Zhanargul’s work certificate at the Kazakh National TV. From Twitter.
It was during her travels into the mountains where herders had kept sheep and goats for centuries that she became aware of the injustices they faced in receiving their rightful compensation following land acquisition by the authorities. So-called grassland protection and “poverty alleviation” policies prompted by over grazing, have seen Beijing set targets to rid the country of nomadic farmers, both among Tibetan and Kazakh herders and to transform vast tracts of land into national parks. Certain that unfair payouts were not Central Government’s doing, but corruption at lower levels, she raised the matter with local authorities. This proved to be her undoing.
Around this time the new governor of Xinjiang Chen Quanguo had launched an “anti-terrorism” sweep. For “crimes” as sporting a beard, going to the Mosque, having children studying in Turkey, or reading a book that was on ever lengthening list of forbidden authors, hundreds of thousands of Uyghurs and Kazakhs were rounded up. For her legal protest, Zhanargul was branded a troublemaker, arrested without warning on September 26th, 2017, and detained until 2019. She never went to court, had legal counsel or recourse to a defense. Police records also indicate having banned software on her phone such as Instagram and Facebook, which incriminated her further.

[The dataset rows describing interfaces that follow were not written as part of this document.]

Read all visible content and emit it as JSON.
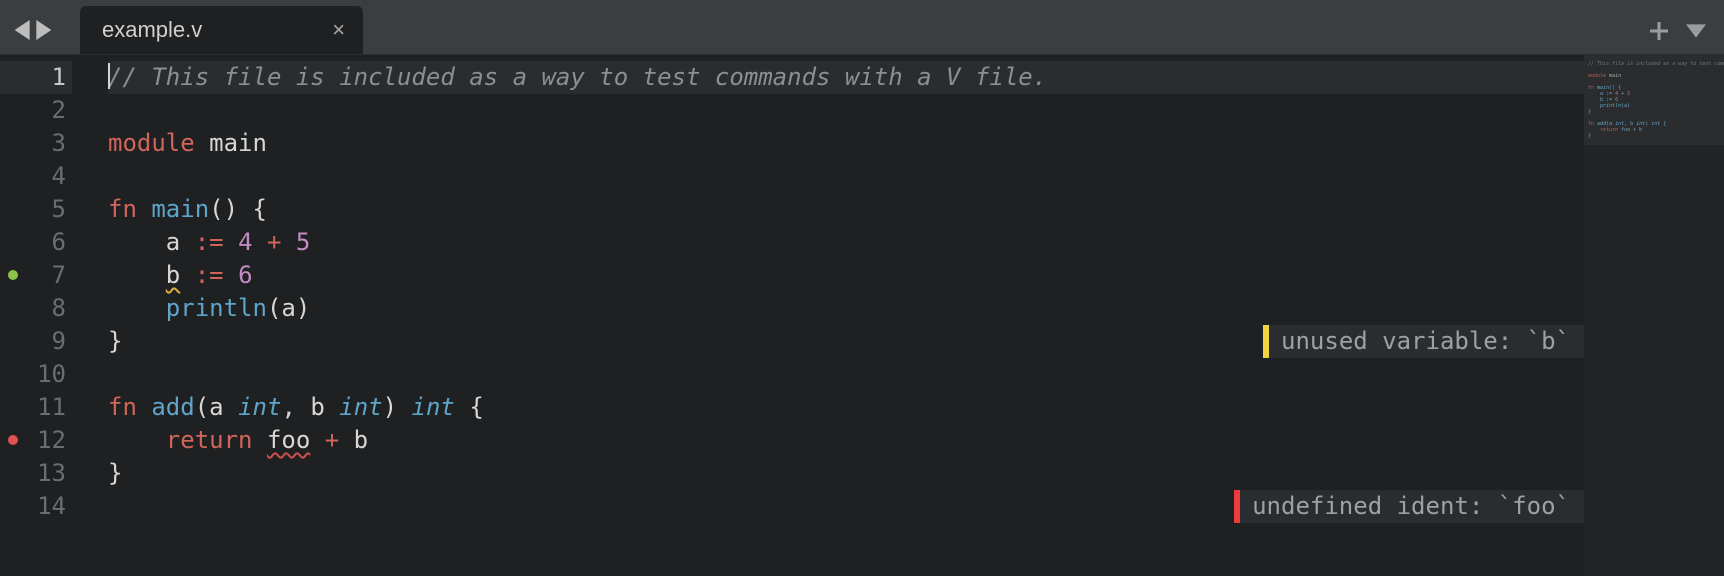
{
  "tab": {
    "filename": "example.v"
  },
  "line_count": 14,
  "current_line": 1,
  "markers": [
    {
      "line": 7,
      "color": "#8bc34a"
    },
    {
      "line": 12,
      "color": "#e05252"
    }
  ],
  "diagnostics": [
    {
      "line": 7,
      "severity": "warning",
      "bar_color": "#f0d443",
      "message": "unused variable: `b`"
    },
    {
      "line": 12,
      "severity": "error",
      "bar_color": "#ef3b3b",
      "message": "undefined ident: `foo`"
    }
  ],
  "code": {
    "l1_comment": "// This file is included as a way to test commands with a V file.",
    "l3_kw": "module",
    "l3_name": "main",
    "l5_kw": "fn",
    "l5_name": "main",
    "l5_rest": "() {",
    "l6_a": "a",
    "l6_op1": ":=",
    "l6_n1": "4",
    "l6_plus": "+",
    "l6_n2": "5",
    "l7_b": "b",
    "l7_op": ":=",
    "l7_n": "6",
    "l8_fn": "println",
    "l8_arg": "a",
    "l9_brace": "}",
    "l11_kw": "fn",
    "l11_name": "add",
    "l11_p_a": "a",
    "l11_t1": "int",
    "l11_comma": ",",
    "l11_p_b": "b",
    "l11_t2": "int",
    "l11_ret": "int",
    "l11_brace": "{",
    "l12_kw": "return",
    "l12_foo": "foo",
    "l12_plus": "+",
    "l12_b": "b",
    "l13_brace": "}"
  }
}
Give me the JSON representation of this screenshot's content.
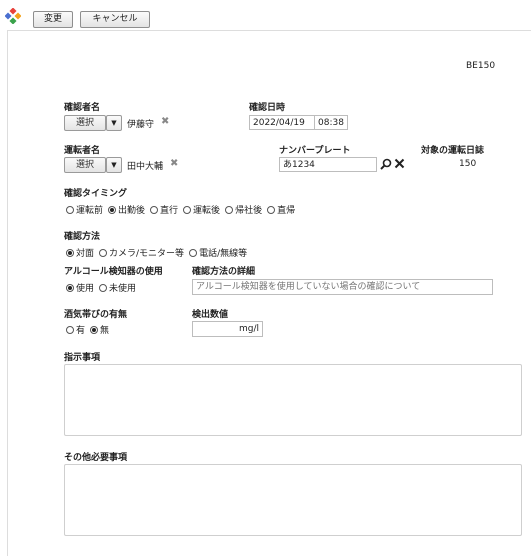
{
  "toolbar": {
    "change_label": "変更",
    "cancel_label": "キャンセル"
  },
  "record_id": "BE150",
  "confirmer": {
    "label": "確認者名",
    "select_label": "選択",
    "value": "伊藤守"
  },
  "confirm_datetime": {
    "label": "確認日時",
    "date": "2022/04/19",
    "time": "08:38"
  },
  "driver": {
    "label": "運転者名",
    "select_label": "選択",
    "value": "田中大輔"
  },
  "number_plate": {
    "label": "ナンバープレート",
    "value": "あ1234"
  },
  "target_log": {
    "label": "対象の運転日誌",
    "value": "150"
  },
  "timing": {
    "label": "確認タイミング",
    "options": [
      "運転前",
      "出勤後",
      "直行",
      "運転後",
      "帰社後",
      "直帰"
    ],
    "selected": "出勤後"
  },
  "method": {
    "label": "確認方法",
    "options": [
      "対面",
      "カメラ/モニター等",
      "電話/無線等"
    ],
    "selected": "対面"
  },
  "detector_use": {
    "label": "アルコール検知器の使用",
    "options": [
      "使用",
      "未使用"
    ],
    "selected": "使用"
  },
  "method_detail": {
    "label": "確認方法の詳細",
    "placeholder": "アルコール検知器を使用していない場合の確認について"
  },
  "drunk": {
    "label": "酒気帯びの有無",
    "options": [
      "有",
      "無"
    ],
    "selected": "無"
  },
  "detected_value": {
    "label": "検出数値",
    "unit": "mg/l"
  },
  "instructions": {
    "label": "指示事項"
  },
  "other_notes": {
    "label": "その他必要事項"
  },
  "icons": {
    "logo": "app-logo-icon",
    "search": "search-icon",
    "close": "close-icon"
  }
}
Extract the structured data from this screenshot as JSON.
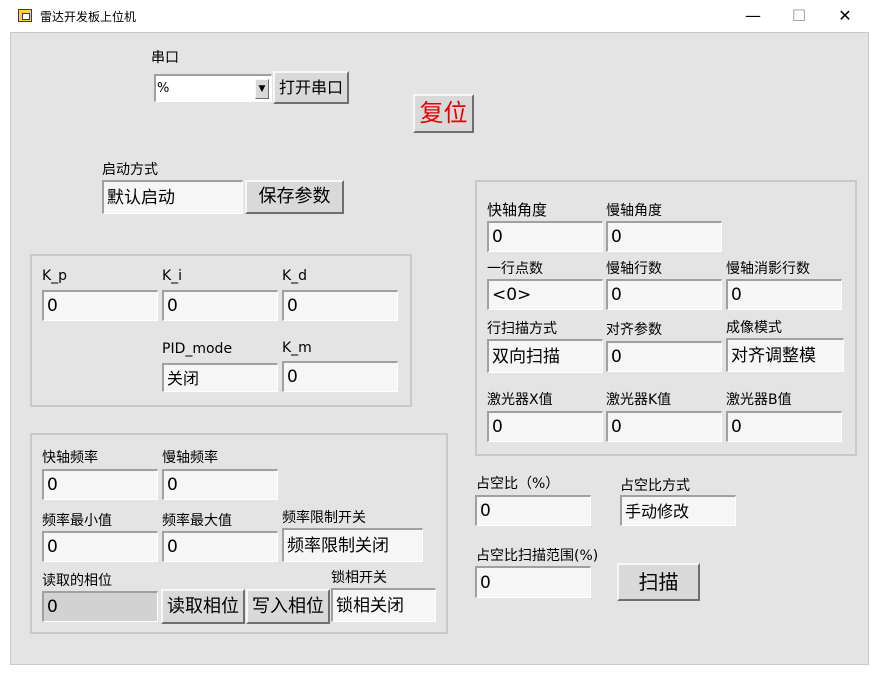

There she languished in squalid conditions of brutality, cruelty and inhumanity. She was shackled and beaten and the absence of medical facilities for “prisoners” left her broken physically and mentally.
On October 18th, 2019, she was released as mysteriously as she was detained, but not to freedom and a new start. She found that her lovingly nurtured company had been disbanded, her telephone number disconnected, and her funds impounded. Attempts to restart the business proved fruitless due to her “criminal” record, and police pursued her from dawn till dusk. When she realized she had no future in China, she asked for a passport and permission to leave for Kazakhstan, but was told she would first have to sell her house to repay the mortgage. This proved to be an empty promise and on its sale, she found herself not only jobless but homeless.
She is now living with her frail 77-year-old mother, unemployed and unemployable. In her desperation she reached out over the border to a former colleague in Kazakhstan who notified Serikzhan Bilash, exiled leader of the Atajurt Kazakh Human Rights Organization who posted her story on social media, for which additional “felony” she is about to be arrested to an uncertain fate.
Zhanargul’s identity card. From Twitter.
On January 2nd, 2023, Urumqi police went from house to house among her relatives accusing Zhanargul of consorting with foreign terrorists and spies. They were told in no uncertain terms to prevent her from slandering the state with her “lies.” They sent her brother to her home with the message that only by voluntarily surrendering herself to the local psychiatric hospital and claiming insanity might she escape “justice.”
Speaking to Bitter Winter, she repeated her resolve to tell her story to the world. “If they come to the door I will not open it,” she said, demanding that they bring officials who will listen to her side of the story. “I will never surrender to a mental hospital,” she added. “I am not mentally ill. I am not a bad person. I am innocent of their crimes,” she stressed. “Please tell the world what they have done to me,” she implored, “before it is too late.”
Her case has now been posted on the Atajurt website, where it will be updated.
Zhanargul Zhumatai, during happier days in China when she was feted and honored by the CCP for her work in promoting ethnic harmony and Kazakh culture.